On Sunday afternoon, libertarians were aghast at the news reported by Carl Bernstein (the author of A Woman in Charge: The Life of Hillary Rodham Clinton) of CNN that Libertarian vice presidential nominee William Weld would withdraw his candidacy and endorse Hillary Clinton. There’s just one problem: these rumors ended up being completely false.
Even in the original statement by Bernstein, there appeared to be no mention of facts substantiating such an allegation. He simply stated that he “believed” that Weld did not want to be another “Ralph Nader” and that Weld may soon realize that his running mate is a “flake,” referencing his misspeaking on Aleppo. Bernstein went on to call the LP ticket a “joke” based upon Gary Johnson‘s use and promotion of marijuana. He concludes that Weld has the opportunity to become “relevant” again and be a “hero” by endorsing Clinton.
Is it possible that Clinton biographer Bernstein was attempting to sway a false narrative to discredit the Libertarian Party? Perhaps. Nonetheless, even with his “breaking news” report seemingly based purely on speculation, many libertarians across social media platforms expressed perverse joy at “being right” about the “fraud” Weld. Therefore, with the opportunity to stand with a Libertarian candidate and against an unsubstantiated false narrative, many did not think twice about siding against Weld. This was in large part due to a degree of confirmation bias. Many libertarians have speculated that Weld is too soft on his former colleague Clinton, as he sticks to differences in policy rather than personal attacks on the former Secretary of State.
Following this turn of events, a 2015 quote from Ron Paul comes to mind. While Rand Paul campaigned for president, many libertarians enjoyed the potshots against the younger Paul on not being “libertarian” enough. The elder Paul said very succinctly:
I know the media likes to play this little game where they pit us, or certain views, against each other. Don’t fall for it. They’re trying to manufacture story lines at liberty’s expense. You’ve spent years seeing how the media treated me. They aren’t my friends and they aren’t yours.
Particularly in the next two months, libertarians must find a way to get over a seeming infatuation with self-destruction. There will be policy differences among any and all libertarians. However, we must bind together and embrace our many similarities rather than our few differences. When the media attempts to attack libertarians (or Libertarians), lovers of liberty must stand tall and not play into the media’s hands. As former Congressman Paul said, the media cares little about promoting liberty. While they may put themselves forward as “friends,” heavy skepticism must always be employed.
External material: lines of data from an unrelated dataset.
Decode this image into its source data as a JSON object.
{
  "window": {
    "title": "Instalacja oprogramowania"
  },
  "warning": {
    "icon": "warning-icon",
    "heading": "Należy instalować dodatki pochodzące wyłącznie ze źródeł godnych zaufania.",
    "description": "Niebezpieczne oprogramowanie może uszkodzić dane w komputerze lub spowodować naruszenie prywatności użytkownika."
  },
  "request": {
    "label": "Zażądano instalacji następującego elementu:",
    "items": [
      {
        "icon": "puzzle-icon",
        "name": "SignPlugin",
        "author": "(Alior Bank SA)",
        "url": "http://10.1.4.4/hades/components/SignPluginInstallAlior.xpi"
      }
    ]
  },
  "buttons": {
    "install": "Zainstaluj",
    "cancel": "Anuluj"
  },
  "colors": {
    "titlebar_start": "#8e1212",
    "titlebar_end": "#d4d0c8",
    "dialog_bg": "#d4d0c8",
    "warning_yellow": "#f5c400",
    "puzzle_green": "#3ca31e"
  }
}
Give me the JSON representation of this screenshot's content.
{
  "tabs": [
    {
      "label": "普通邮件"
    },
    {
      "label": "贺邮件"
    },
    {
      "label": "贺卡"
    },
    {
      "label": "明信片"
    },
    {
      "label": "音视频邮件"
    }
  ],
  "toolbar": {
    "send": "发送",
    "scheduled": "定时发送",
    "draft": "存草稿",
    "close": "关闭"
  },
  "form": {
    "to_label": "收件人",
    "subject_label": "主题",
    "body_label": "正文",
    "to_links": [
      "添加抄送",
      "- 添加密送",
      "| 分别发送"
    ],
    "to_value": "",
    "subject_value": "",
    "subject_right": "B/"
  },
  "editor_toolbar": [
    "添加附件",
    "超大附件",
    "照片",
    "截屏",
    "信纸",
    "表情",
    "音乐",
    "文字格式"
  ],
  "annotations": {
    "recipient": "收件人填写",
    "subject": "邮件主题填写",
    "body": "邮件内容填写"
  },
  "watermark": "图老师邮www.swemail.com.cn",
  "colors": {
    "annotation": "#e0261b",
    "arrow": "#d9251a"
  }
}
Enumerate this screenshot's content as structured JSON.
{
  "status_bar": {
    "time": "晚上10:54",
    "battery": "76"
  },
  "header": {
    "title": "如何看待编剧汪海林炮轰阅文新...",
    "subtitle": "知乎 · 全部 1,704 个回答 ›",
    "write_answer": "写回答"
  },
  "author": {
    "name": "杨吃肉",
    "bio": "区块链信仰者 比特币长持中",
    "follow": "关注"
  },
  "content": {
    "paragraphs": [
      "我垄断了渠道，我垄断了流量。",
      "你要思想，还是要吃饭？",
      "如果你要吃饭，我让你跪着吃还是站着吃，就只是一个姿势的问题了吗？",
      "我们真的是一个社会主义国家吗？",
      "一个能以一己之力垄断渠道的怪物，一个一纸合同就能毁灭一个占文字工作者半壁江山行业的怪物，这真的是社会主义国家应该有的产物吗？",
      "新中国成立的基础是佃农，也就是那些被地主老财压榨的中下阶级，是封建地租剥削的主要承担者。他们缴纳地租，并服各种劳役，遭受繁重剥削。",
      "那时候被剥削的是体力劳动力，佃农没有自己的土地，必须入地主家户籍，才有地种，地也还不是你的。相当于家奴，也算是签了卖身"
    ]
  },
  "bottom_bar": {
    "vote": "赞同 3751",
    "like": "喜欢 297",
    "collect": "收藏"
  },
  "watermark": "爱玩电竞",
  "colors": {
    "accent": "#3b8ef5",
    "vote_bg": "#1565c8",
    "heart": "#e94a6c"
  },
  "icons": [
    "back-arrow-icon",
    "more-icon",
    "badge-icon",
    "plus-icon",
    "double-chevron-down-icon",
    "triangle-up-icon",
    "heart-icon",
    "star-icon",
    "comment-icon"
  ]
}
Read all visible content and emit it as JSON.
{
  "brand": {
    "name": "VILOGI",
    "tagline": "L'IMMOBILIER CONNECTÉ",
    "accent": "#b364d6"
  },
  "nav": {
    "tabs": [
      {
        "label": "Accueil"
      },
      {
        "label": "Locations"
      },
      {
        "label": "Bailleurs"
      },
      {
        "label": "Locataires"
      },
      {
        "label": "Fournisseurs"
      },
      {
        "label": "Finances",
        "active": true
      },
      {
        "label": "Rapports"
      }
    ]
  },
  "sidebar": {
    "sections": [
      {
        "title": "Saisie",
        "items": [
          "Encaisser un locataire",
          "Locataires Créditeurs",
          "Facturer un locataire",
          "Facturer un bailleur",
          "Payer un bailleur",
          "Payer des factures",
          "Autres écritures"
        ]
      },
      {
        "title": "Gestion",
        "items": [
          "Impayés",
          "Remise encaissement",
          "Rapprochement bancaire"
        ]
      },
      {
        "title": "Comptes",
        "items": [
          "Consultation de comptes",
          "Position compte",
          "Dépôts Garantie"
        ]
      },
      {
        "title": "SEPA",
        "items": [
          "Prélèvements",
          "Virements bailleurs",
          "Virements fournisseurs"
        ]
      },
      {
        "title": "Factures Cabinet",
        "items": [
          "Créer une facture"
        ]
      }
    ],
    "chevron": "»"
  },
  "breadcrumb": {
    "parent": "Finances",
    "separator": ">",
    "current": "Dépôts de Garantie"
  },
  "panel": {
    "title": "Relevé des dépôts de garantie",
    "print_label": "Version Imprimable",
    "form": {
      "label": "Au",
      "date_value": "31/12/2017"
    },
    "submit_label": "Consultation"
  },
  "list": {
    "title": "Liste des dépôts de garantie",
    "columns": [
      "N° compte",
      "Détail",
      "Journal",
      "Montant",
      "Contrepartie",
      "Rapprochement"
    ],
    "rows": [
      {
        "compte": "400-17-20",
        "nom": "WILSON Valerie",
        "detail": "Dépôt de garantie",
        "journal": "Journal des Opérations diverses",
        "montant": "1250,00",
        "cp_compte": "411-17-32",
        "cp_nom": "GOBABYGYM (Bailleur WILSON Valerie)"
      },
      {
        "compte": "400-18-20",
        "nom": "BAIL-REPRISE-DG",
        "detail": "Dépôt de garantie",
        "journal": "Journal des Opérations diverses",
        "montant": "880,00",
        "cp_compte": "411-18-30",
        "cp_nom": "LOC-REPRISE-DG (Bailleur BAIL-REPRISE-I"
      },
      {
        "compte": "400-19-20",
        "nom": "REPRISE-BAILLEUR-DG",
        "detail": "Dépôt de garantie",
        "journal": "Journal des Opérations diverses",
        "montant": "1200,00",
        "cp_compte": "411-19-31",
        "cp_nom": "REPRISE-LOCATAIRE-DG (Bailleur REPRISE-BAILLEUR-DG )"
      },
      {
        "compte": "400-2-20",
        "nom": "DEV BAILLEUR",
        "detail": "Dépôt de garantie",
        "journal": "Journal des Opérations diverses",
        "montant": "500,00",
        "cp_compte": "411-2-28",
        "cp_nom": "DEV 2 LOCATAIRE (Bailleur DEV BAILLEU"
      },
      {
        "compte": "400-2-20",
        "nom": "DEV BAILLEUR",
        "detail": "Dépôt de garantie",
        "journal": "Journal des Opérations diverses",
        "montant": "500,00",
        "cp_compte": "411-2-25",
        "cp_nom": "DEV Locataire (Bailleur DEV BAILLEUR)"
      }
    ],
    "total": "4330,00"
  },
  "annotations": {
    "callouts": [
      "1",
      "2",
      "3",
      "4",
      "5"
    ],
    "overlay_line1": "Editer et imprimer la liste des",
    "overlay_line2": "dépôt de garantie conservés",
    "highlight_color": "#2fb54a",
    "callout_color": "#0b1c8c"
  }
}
Johnson and Weld are likely to be the most successful Libertarian ticket ever. Both are owed a serious degree of gratitude for the work they have done for the future of the movement. While both are of course subject to criticisms when deserving, minor differences in ideology are no reason to tear these men down. If the Libertarian Party does ever reach “major party” status, thus effectuating serious policy changes, history will show that it began in 2016. In the meantime, libertarians must not allow quibbles among themselves to prevent any such positive movement. Furthermore, they certainly must not trust any entities outside the movement to have the best interests of liberty in mind.